“Come Holy Ghost, Creator blest, and in our hearts take up thy rest; come with Thy grace and heav’nly aid, to fill our hearts which Thou hast made.”

Whenever I think of Pentecost, this ninth-century hymn, Veni Creator Spiritus, with lyrics by Rabanus Maurus and translated by John Cosin, runs through my head on continual repeat. 

I do not claim to fully understand the Trinity, but I do know the Father, Son, and Spirit are three persons in one. They are inseparable, even though our human understanding often causes us to think of them as distinct beings. 

The first line of song reminds us that the Spirit is truly one with God, the Father. The Spirit is the Creator who not only fills our hearts with love and inspiration, but likewise created these hearts in the first place.

Additionally, the Spirit is one with God, the Son. Just as Jesus spread God’s love through word and deed, the Spirit moves us to follow this example. 

At the recent CISVA Track and Field championships, I witnessed a vivid example of God in three persons in the Grade Five girls 60-metre event. We are blessed with inclusion in our school system and, in my experience, students with special needs are welcomed into our schools and extra-curricular activities, with open arms. Our track and field program makes no exception.

As the young girls lined up for their heats, a competitor in a racing wheelchair joined the group at the starting line. Even though the other girls’ legs carried them faster than this girl’s strong arms could wheel her chair, she had the chance to experience the rush of the starter’s pistol, hear the roar of fans calling her name, and feel the satisfaction of a racer’s adrenalin rush, just like every other track athlete at the meet. 

That day, there were three races involving wheelchair athletes; however, this 60-metre heat was the first such race of the day and it was blessed with a moment more inspiring for me than the fact that the disabilities of these children do not hold them back.

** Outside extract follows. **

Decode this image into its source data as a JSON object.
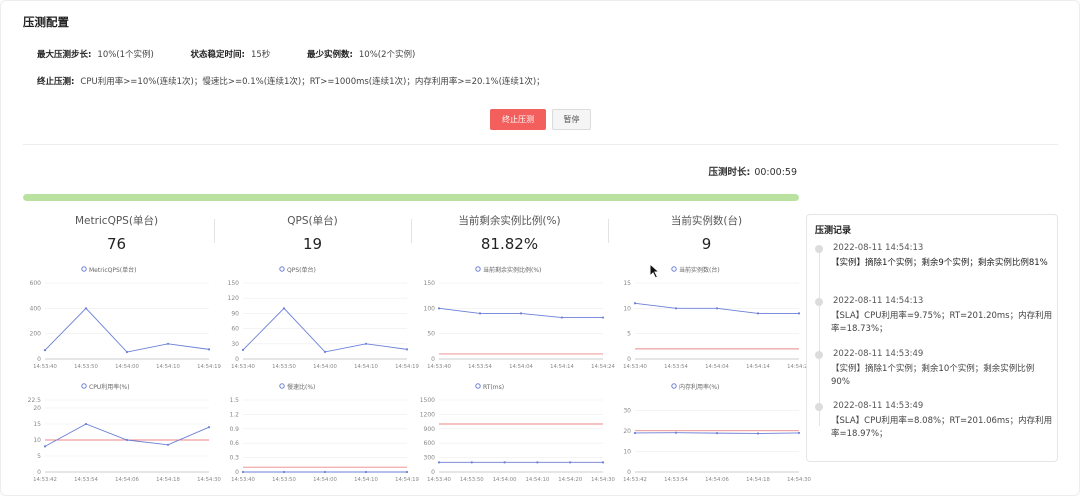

After crossing the finish line, the other racers – 10- and 11-year-old girls – spontaneously turned around in their respective lanes and, clapping their hands the entire way, walked back to the finish line. In what almost looked like a choreographed routine, they reached the line at approximately the same moment as the girl in the racing chair. All competitors were together on that finish line and, for a moment, not one of them was a winner; they all were.

To me this is evidence of Father, Son and Holy Spirit as one God. We were created by God, the world was blessed with the example of God in human form, and we continue to have the Spirit of God living amongst us all the time. When we witness the union of the people he has made, the beauty of a simple – yet profound – action, and a heartwarming feeling so alive you can see it in the tears filling people’s eyes, that to me is an example of the inseparable nature of the Trinity at work in our lives.

I don’t remember which racer placed first in that heat. All I know is that many people in the stands “won” the gift of seeing the Trinity in action. Additionally, other competitors followed the girls’ examples to clap and high-five the other athletes throughout the day. As Bishop Robert Barron states, “we don’t think our way to an understanding of God so much as we live our way to it.”

We began our track meet in prayer, asking for safety, healthy competition and sportsmanship. The Spirit answered those prayers, as we watched eight little girls live their understanding of God. More than adrenalin and the admiration of fans drives us to live a good life; “the Spirit is … the energy and life force of the Body of Christ,” according to Bishop Barron. 

When we invite him into our hearts, the Spirit “takes up (his) rest” and allows us to see goodness and beauty in the world; furthermore, when we pray, “Come Holy Ghost,” the Spirit moves us to be goodness and beauty in the world.